In the face of an international backlash – fuelled by celebrity input – American Walter J Palmer has hired a PR firm.
The dentist controversially killed Cecil the lion – one of Africa's most famous big cats and the star attraction at Zimbabwe's Hwange National Park – around three weeks ago.
He paid €45,000 to shoot the animal with a crossbow, later leaving him skinned and headless on the outskirts of the park after posing up proudly for photographs with his body.
And it has now been revealed that the medic has gone into hiding. He has received numerous death threats since news of the lion's slaughter first emerged earlier this week.
Indeed, he has employed Austin & Associates, a public relations firm based in Ohio, to handle to controversy.
In a statement – the first time he has spoken publicly on the matter – Dr Palmer claimed: “In early July, I was in Zimbabwe on a bow hunting trip for big game.
"I hired several professional guides and they secured all proper permits. To my knowledge, everything about this trip was legal and properly handled and conducted.”
“I had no idea that the lion I took was a known, local favourite, was collared and part of a study until the end of the hunt,” he continued.
“I relied on the expertise of my local professional guides to ensure a legal hunt. I have not been contacted by authorities in Zimbabwe or in the US about this situation, but will assist them in any inquiries they may have.
“Again, I deeply regret that my pursuit of an activity I love and practice responsibly and legally resulted in the taking of this lion.”
His Minneapolis dental surgery has since been forced to close. Activists have also left flowers, cards, and stuffed toys – in particular lions – at his place of work and his home.
Some have also dressed as 'dentist hunters' – armed with water-guns and wearing lion masks.
Cara Delevingne, and Ricky Gervais, as well as models Behati Prinsloo and Candice Swanepoel – who hail from Namibia and South Africa respectively – are just some of the celebrities who have take to social media to criticise Dr Palmer's actions.
In an emotional appeal, American television host Jimmy Kimmel also asked viewers to donate to the Wildlife Conservation Research Unit in retaliation.
And Peta said on its Twitter account that he should be "extradited, charged and, preferably, hanged," for his actions.
Yesterday, Emmanuel Fundira, the president of the Safari Operators Association of Zimbabwe, confirmed at a news conference that Dr Palmer is wanted for the death of Cecil.

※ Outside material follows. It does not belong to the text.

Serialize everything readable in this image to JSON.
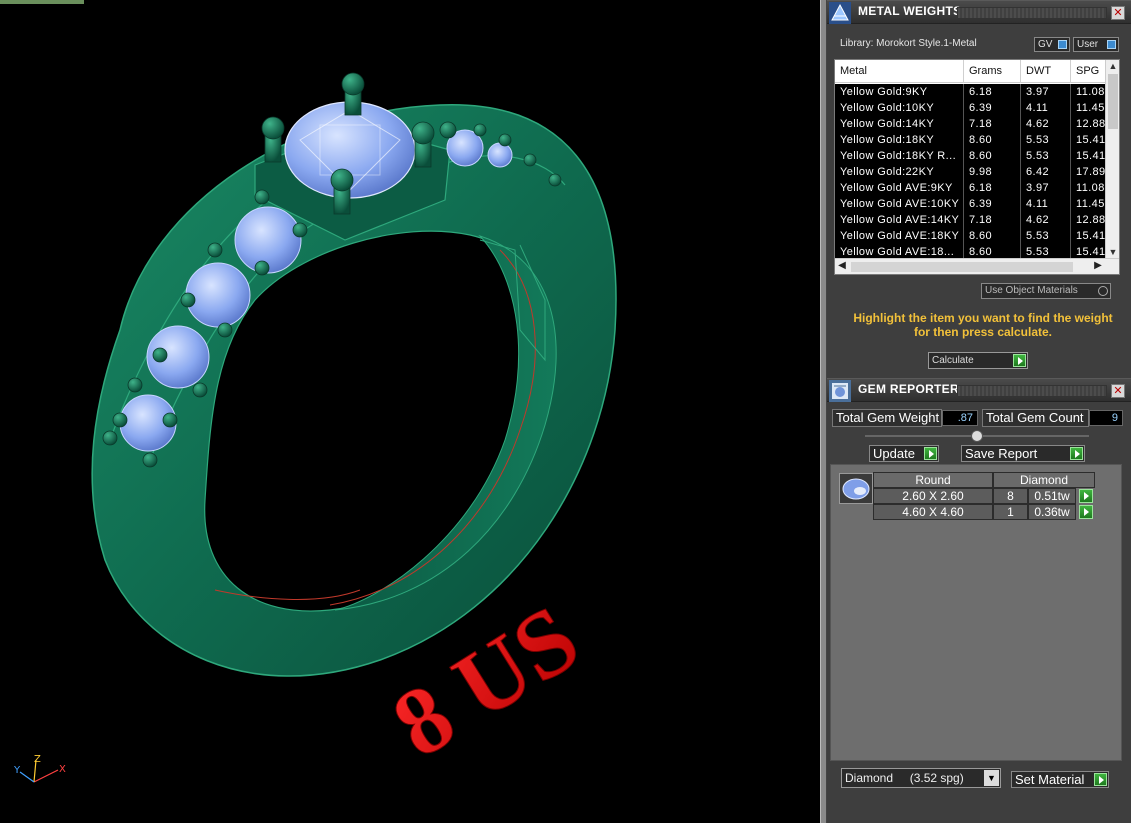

The Zimbabwean authorities are acting fast too: Dr Palmer's hunting colleagues, Zimbabwean Theo Bronkhorst and local landowner Honest Ndlovu are due to appear in court today on poaching charges.
If convicted, the men face up to 15 years in prison.